> _Listed entries_:
....................

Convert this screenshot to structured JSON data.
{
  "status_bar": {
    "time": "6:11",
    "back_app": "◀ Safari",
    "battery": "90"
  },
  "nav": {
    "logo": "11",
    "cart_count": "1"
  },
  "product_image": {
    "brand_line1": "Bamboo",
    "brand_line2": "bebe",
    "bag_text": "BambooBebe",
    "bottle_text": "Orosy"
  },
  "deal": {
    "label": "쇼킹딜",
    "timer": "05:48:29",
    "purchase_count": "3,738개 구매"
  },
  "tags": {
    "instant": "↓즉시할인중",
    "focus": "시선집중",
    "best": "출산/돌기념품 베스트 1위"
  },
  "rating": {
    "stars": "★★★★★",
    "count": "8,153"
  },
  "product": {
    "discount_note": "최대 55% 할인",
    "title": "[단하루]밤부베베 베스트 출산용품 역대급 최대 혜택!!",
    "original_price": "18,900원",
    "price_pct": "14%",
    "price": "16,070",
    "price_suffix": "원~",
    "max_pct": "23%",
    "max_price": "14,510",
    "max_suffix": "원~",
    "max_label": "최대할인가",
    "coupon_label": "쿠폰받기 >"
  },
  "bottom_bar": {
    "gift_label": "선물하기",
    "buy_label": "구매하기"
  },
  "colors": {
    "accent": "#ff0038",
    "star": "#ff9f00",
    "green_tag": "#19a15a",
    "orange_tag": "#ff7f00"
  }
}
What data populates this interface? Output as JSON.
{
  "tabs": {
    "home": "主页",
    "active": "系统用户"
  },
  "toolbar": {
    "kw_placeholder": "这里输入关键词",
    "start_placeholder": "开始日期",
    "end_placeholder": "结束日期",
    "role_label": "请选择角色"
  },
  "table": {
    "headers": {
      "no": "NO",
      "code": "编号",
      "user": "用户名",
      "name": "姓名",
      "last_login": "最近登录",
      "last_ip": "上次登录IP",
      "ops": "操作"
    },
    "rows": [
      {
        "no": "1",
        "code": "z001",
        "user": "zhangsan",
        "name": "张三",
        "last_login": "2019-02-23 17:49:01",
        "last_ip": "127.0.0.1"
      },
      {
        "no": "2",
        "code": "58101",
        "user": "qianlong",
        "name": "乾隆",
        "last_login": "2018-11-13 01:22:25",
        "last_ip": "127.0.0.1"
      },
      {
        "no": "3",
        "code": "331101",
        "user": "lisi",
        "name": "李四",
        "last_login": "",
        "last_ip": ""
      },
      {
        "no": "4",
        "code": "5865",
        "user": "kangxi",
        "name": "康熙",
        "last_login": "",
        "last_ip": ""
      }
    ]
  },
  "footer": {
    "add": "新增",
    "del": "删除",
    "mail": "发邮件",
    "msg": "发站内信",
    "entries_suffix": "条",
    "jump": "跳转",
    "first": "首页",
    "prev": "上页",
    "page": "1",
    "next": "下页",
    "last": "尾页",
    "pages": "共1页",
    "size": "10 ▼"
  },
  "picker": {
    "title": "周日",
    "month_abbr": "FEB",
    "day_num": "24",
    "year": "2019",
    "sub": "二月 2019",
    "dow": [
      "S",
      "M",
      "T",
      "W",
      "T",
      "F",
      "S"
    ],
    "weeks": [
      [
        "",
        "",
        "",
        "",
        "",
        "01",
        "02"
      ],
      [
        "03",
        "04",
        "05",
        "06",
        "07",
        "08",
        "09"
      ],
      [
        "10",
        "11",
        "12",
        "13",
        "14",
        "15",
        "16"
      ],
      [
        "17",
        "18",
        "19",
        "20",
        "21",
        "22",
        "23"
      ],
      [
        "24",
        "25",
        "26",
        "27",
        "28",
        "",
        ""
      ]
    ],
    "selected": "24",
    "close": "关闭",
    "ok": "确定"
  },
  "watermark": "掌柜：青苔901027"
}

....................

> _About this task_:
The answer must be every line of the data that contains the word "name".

> _Response area_:
      "name": "姓名",
        "name": "张三",
        "name": "乾隆",
        "name": "李四",
        "name": "康熙",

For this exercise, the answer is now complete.